**Work order**
Every line of the data that contains the string "title" must be copied.

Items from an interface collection
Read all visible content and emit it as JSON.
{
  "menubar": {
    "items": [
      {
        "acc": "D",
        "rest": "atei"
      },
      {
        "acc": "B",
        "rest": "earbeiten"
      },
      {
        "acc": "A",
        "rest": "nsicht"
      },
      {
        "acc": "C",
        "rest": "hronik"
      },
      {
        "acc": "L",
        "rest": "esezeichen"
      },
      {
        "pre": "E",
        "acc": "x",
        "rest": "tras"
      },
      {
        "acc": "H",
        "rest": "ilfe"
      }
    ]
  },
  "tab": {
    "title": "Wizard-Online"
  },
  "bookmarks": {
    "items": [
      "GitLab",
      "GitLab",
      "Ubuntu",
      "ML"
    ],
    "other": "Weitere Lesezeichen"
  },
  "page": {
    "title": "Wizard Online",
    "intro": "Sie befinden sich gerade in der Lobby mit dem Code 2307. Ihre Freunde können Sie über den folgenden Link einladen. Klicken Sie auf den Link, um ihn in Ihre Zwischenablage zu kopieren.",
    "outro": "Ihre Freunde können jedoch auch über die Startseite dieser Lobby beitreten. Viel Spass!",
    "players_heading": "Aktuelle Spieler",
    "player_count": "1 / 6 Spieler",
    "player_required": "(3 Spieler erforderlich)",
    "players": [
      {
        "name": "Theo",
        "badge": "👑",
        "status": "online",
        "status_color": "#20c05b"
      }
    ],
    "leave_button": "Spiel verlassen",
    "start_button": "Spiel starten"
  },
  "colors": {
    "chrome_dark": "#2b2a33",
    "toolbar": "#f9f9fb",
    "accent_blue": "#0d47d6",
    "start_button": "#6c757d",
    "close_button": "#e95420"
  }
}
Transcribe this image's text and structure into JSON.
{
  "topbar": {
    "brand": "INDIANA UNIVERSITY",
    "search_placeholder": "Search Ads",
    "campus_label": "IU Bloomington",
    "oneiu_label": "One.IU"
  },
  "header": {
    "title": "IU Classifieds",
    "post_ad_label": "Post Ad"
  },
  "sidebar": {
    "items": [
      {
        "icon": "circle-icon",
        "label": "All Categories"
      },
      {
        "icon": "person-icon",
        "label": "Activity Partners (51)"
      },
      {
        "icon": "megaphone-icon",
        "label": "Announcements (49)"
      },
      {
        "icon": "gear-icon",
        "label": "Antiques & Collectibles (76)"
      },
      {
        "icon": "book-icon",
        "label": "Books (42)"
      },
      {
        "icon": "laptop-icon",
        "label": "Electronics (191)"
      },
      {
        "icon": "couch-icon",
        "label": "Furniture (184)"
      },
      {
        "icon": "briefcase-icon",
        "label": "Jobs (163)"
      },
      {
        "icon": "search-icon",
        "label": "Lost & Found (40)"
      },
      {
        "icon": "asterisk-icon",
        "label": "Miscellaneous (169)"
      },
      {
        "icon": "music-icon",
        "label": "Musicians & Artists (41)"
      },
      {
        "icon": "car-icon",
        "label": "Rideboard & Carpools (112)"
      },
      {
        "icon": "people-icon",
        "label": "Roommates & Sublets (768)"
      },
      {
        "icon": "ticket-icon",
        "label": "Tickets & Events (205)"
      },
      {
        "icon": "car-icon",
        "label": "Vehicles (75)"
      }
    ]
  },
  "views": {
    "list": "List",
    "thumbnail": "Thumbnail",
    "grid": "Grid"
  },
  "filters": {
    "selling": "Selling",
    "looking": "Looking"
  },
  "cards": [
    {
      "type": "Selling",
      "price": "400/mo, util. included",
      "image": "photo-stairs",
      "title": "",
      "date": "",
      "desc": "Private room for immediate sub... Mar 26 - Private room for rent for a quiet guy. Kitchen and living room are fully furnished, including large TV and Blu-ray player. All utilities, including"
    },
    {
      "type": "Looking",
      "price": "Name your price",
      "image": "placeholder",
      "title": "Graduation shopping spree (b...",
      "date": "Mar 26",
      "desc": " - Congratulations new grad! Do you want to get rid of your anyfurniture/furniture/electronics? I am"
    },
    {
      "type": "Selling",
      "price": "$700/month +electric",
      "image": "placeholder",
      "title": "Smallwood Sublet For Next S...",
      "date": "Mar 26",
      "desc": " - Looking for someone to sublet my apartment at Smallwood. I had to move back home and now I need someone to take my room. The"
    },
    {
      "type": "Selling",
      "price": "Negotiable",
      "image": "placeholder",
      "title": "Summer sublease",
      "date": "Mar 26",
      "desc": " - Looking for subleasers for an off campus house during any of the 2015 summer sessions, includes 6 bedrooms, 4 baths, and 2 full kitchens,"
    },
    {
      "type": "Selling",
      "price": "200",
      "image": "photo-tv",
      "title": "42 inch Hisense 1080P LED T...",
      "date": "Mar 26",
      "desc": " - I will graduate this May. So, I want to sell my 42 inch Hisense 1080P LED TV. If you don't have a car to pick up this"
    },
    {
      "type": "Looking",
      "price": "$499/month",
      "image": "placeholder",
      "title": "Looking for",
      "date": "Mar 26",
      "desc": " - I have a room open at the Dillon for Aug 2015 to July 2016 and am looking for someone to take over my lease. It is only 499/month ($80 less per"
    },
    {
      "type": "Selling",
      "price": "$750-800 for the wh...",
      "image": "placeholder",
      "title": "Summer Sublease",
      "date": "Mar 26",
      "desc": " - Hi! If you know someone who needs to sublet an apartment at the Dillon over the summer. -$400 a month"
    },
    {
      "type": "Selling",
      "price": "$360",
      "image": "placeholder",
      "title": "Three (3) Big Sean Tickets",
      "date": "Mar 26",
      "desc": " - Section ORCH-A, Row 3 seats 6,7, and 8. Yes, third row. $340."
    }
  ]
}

**Finished task**
    "title": "Wizard-Online"
    "title": "Wizard Online",
    "title": "IU Classifieds",
      "title": "",
      "title": "Graduation shopping spree (b...",
      "title": "Smallwood Sublet For Next S...",
      "title": "Summer sublease",
      "title": "42 inch Hisense 1080P LED T...",
      "title": "Looking for",
      "title": "Summer Sublease",
      "title": "Three (3) Big Sean Tickets",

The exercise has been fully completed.